I surely can't be the only one. At this point, Don's even managed to alienate Joan, one of his most steadfast and tolerant allies. But after he ticks off Herb Rennett, thereby losing the Jaguar account and squandering a potential public offering that would have made the partners multimillionaires, she unleashes a blistering tirade.
"If I could deal with him, you could deal with him. And what now? I went through all of that for nothing," she says, referring of course to her calculated decision to sleep with Herb. "Just once, I would like to hear you use the word 'we,' because we're all rooting for you from the sidelines, hoping that you'll decide what is right for our lives."
This, coming from the woman who last season was cooing about Don's irresistibility. Joan has always had a high tolerance for Don's bad behavior, maybe because, compared with someone like Roger, he's managed to keep her mostly out of it. This time, Joan's financial future is on the line, which means it's personal, whether Don knows it or not.
Alas, as we all know by now, Don is entirely incapable of personal growth. So instead of taking Joan's impassioned plea to heart and, ya know, actually consulting with his fellow partners, he runs into Teddy at a bar in Detroit and impulsively decides to merge their agencies in order to win the business from Chevy.
The swift, secret machinations and birth of yet another agency will remind fans of "Shut the Door, Have a Seat," the truly spectacular finale of Season 3. Although the latest development is certainly intriguing, there is, I confess, a certain amount of fatigue setting in at this point: Corporate restructuring is only interesting for so long.
This nagging "been there, done that" feeling is particularly acute when it comes to Pete, who, after last week's temporary outbreak of decency and compassion, is back to his normal loathsome self.
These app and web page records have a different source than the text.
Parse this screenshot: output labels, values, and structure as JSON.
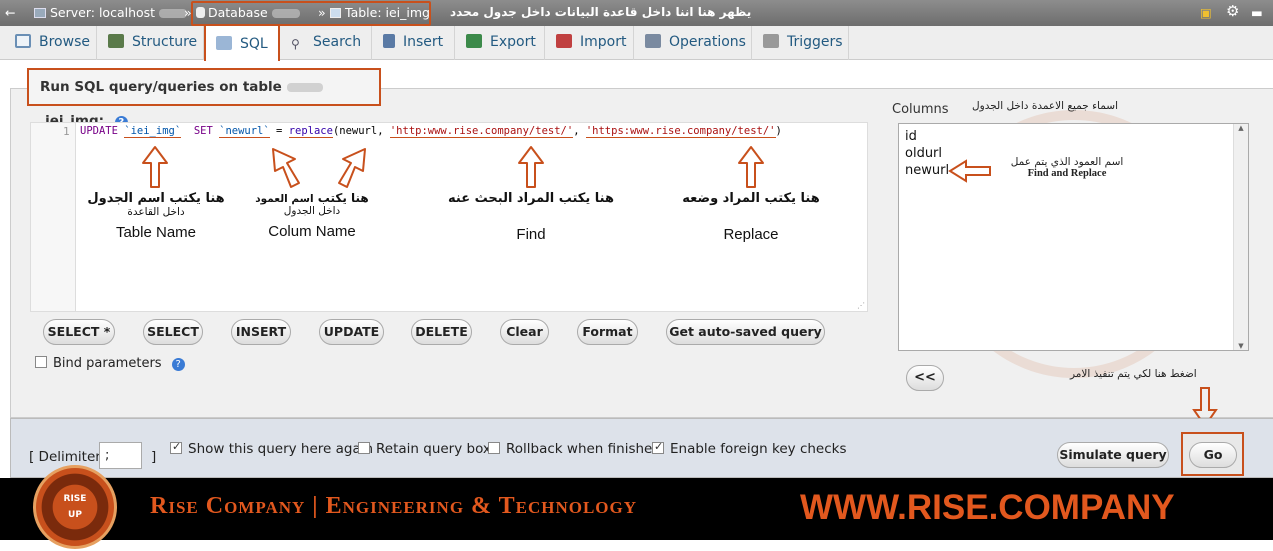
{
  "topbar": {
    "server": "Server: localhost",
    "database": "Database",
    "table": "Table: iei_img",
    "separator": "»",
    "arabic_note": "يظهر هنا اننا داخل قاعدة البيانات داخل جدول محدد"
  },
  "tabs": [
    {
      "label": "Browse",
      "icon": "browse-icon"
    },
    {
      "label": "Structure",
      "icon": "structure-icon"
    },
    {
      "label": "SQL",
      "icon": "sql-icon"
    },
    {
      "label": "Search",
      "icon": "search-icon"
    },
    {
      "label": "Insert",
      "icon": "insert-icon"
    },
    {
      "label": "Export",
      "icon": "export-icon"
    },
    {
      "label": "Import",
      "icon": "import-icon"
    },
    {
      "label": "Operations",
      "icon": "operations-icon"
    },
    {
      "label": "Triggers",
      "icon": "triggers-icon"
    }
  ],
  "active_tab": "SQL",
  "query": {
    "title_prefix": "Run SQL query/queries on table",
    "title_suffix": ".iei_img:",
    "line_number": "1",
    "code": {
      "kw_update": "UPDATE",
      "table": "`iei_img`",
      "kw_set": "SET",
      "column": "`newurl`",
      "eq": "=",
      "func": "replace",
      "arg_open": "(newurl,",
      "find": "'http:www.rise.company/test/'",
      "comma": ",",
      "replace_with": "'https:www.rise.company/test/'",
      "close": ")"
    }
  },
  "annotations": {
    "table": {
      "ar": "هنا يكتب اسم الجدول",
      "ar_sub": "داخل القاعدة",
      "en": "Table Name"
    },
    "column": {
      "ar_top": "اسم العمود",
      "ar": "هنا يكتب",
      "ar_sub": "داخل الجدول",
      "en": "Colum  Name"
    },
    "find": {
      "ar": "هنا يكتب المراد البحث عنه",
      "en": "Find"
    },
    "replace": {
      "ar": "هنا يكتب المراد وضعه",
      "en": "Replace"
    },
    "columns_header": "اسماء جميع الاعمدة داخل الجدول",
    "column_target_ar": "اسم العمود الذي يتم عمل",
    "column_target_en": "Find and Replace",
    "go_hint": "اضغط هنا لكي يتم تنفيذ الامر"
  },
  "buttons": {
    "select_star": "SELECT *",
    "select": "SELECT",
    "insert": "INSERT",
    "update": "UPDATE",
    "delete": "DELETE",
    "clear": "Clear",
    "format": "Format",
    "autosaved": "Get auto-saved query",
    "insert_column": "<<",
    "simulate": "Simulate query",
    "go": "Go"
  },
  "bind_parameters": {
    "label": "Bind parameters",
    "checked": false
  },
  "columns": {
    "label": "Columns",
    "items": [
      "id",
      "oldurl",
      "newurl"
    ]
  },
  "options": {
    "delimiter_label": "[ Delimiter",
    "delimiter_value": ";",
    "delimiter_close": "]",
    "show_query": {
      "label": "Show this query here again",
      "checked": true
    },
    "retain_box": {
      "label": "Retain query box",
      "checked": false
    },
    "rollback": {
      "label": "Rollback when finished",
      "checked": false
    },
    "foreign_keys": {
      "label": "Enable foreign key checks",
      "checked": true
    }
  },
  "banner": {
    "brand": "Rise Company | Engineering & Technology",
    "site": "WWW.RISE.COMPANY",
    "logo_top": "RISE",
    "logo_bottom": "UP"
  },
  "colors": {
    "highlight": "#c8501c",
    "brand_orange": "#e2581e",
    "link_blue": "#235a81"
  }
}
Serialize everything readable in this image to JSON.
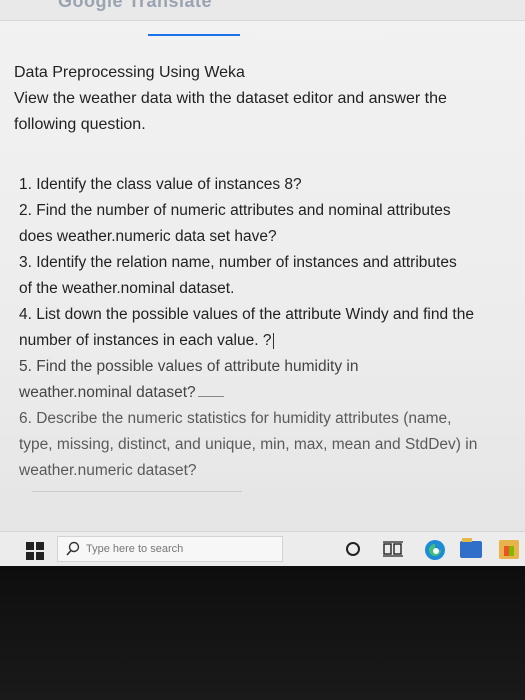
{
  "app": {
    "title": "Google Translate"
  },
  "intro": {
    "line1": "Data Preprocessing Using Weka",
    "line2": "View the weather data with the dataset editor and answer the",
    "line3": "following question."
  },
  "questions": {
    "q1": "1. Identify the class value of instances 8?",
    "q2a": "2. Find the number of numeric attributes and nominal attributes",
    "q2b": "does weather.numeric data set have?",
    "q3a": "3. Identify the relation name, number of instances and attributes",
    "q3b": "of the weather.nominal dataset.",
    "q4a": "4. List down the possible values of the attribute Windy and find the",
    "q4b": "number of instances in each value. ?",
    "q5a": "5. Find the possible values of attribute humidity in",
    "q5b": "weather.nominal dataset?",
    "q6a": "6. Describe the numeric statistics for humidity attributes (name,",
    "q6b": "type, missing, distinct, and unique, min, max, mean and StdDev) in",
    "q6c": "weather.numeric dataset?"
  },
  "taskbar": {
    "search_placeholder": "Type here to search",
    "icons": [
      "windows-start-icon",
      "search-icon",
      "cortana-icon",
      "task-view-icon",
      "edge-icon",
      "file-explorer-icon",
      "store-icon"
    ],
    "accent": "#1a73e8"
  }
}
During a visit to a Lexington Avenue "party house," he spies his father-in-law, Tom, in a compromising position with a "200-pound Negro prostitute." Ken assures him that he's safe because it's a case of "mutually assured destruction," but what neither of them accounts for is that Tom cares more about his daughter than he does about his own reputation -- and that while Trudy continues to view her father through rose-tinted glasses, she's already well aware that Pete's a creep.
In any case, it looks as if there's yet another "Mad Men" breakup looming on the horizon. While I must say I entirely support Trudy's decision to kick Pete to the curb, I wish there were some outcome for the marriages on this show other than divorce. I've said it before, and I'll say it again: A happy relationship can be every bit as complicated and interesting as a miserable one. (Just ask Tami Taylor, y'all!)
Which brings me at last to Megan. Following advice from her mother, she takes to wearing sexy dresses and gigantic hair to dinner (as opposed to all those sweatpants she was wearing, I guess?) to revitalize her flagging marriage. It's yet another throwback: Not so long ago, it was Betty donning the outrageous outfits and pouncing on her husband in a bid to salvage their relationship. We all know how that worked out.
-- Bert "spirit of elderflower" Cooper is long, long overdue for a decent subplot of his own.
-- It felt vaguely transgressive seeing Joan with her hair down, didn't it?
-- Herb Rennett's ditzy wife got Don to say "I love puppies," so she can't be all bad.
-- Pete and Joan are two characters we don't see interacting much, and frankly, I'm not sure whether I like seeing them in cahoots. I wouldn't want Pete to get any ideas!
-- Not that I'm taking Don's side over Joan's (as if), but can someone tell me why Don wasn't informed of the plans for the company?
-- The top-secret Chevy XP-887 would come to be known as the Chevy Vega. You can read all about the car's fatally flawed design here.